TASK INSTRUCTIONS:
An exact copy of the line containing "Enumerate this screenshot's" and of every line after it, through the last line of the material, is what should be returned.
.....
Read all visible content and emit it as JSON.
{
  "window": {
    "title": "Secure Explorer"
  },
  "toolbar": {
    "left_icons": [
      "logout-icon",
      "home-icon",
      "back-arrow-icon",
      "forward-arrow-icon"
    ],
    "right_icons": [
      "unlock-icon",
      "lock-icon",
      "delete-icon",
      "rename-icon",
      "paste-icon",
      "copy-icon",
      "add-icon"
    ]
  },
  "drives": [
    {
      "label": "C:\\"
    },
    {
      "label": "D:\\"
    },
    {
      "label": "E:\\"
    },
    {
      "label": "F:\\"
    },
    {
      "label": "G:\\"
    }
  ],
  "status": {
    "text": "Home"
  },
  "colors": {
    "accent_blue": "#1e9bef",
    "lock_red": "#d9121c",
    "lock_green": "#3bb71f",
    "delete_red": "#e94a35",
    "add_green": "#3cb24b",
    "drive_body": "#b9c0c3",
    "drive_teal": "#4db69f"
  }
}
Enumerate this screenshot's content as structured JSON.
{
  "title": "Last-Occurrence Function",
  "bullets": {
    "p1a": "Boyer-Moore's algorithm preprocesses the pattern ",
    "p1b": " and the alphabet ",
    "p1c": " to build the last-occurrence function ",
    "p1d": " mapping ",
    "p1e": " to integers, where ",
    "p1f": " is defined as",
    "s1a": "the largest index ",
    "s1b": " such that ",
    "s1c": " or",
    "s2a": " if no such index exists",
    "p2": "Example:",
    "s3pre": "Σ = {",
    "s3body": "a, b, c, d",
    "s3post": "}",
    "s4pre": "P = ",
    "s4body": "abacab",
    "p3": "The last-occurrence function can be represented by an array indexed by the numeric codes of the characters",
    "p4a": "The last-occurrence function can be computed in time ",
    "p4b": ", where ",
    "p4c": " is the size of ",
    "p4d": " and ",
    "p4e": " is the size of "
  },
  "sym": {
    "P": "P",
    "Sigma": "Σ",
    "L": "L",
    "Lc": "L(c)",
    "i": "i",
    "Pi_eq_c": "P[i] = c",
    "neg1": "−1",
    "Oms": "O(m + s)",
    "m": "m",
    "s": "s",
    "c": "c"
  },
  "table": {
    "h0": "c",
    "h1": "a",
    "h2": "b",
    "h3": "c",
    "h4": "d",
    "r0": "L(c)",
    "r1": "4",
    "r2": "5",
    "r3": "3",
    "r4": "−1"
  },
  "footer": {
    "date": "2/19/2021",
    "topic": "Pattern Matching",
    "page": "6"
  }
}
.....
TASK RESULT:
Enumerate this screenshot's content as structured JSON.
{
  "title": "Last-Occurrence Function",
  "bullets": {
    "p1a": "Boyer-Moore's algorithm preprocesses the pattern ",
    "p1b": " and the alphabet ",
    "p1c": " to build the last-occurrence function ",
    "p1d": " mapping ",
    "p1e": " to integers, where ",
    "p1f": " is defined as",
    "s1a": "the largest index ",
    "s1b": " such that ",
    "s1c": " or",
    "s2a": " if no such index exists",
    "p2": "Example:",
    "s3pre": "Σ = {",
    "s3body": "a, b, c, d",
    "s3post": "}",
    "s4pre": "P = ",
    "s4body": "abacab",
    "p3": "The last-occurrence function can be represented by an array indexed by the numeric codes of the characters",
    "p4a": "The last-occurrence function can be computed in time ",
    "p4b": ", where ",
    "p4c": " is the size of ",
    "p4d": " and ",
    "p4e": " is the size of "
  },
  "sym": {
    "P": "P",
    "Sigma": "Σ",
    "L": "L",
    "Lc": "L(c)",
    "i": "i",
    "Pi_eq_c": "P[i] = c",
    "neg1": "−1",
    "Oms": "O(m + s)",
    "m": "m",
    "s": "s",
    "c": "c"
  },
  "table": {
    "h0": "c",
    "h1": "a",
    "h2": "b",
    "h3": "c",
    "h4": "d",
    "r0": "L(c)",
    "r1": "4",
    "r2": "5",
    "r3": "3",
    "r4": "−1"
  },
  "footer": {
    "date": "2/19/2021",
    "topic": "Pattern Matching",
    "page": "6"
  }
}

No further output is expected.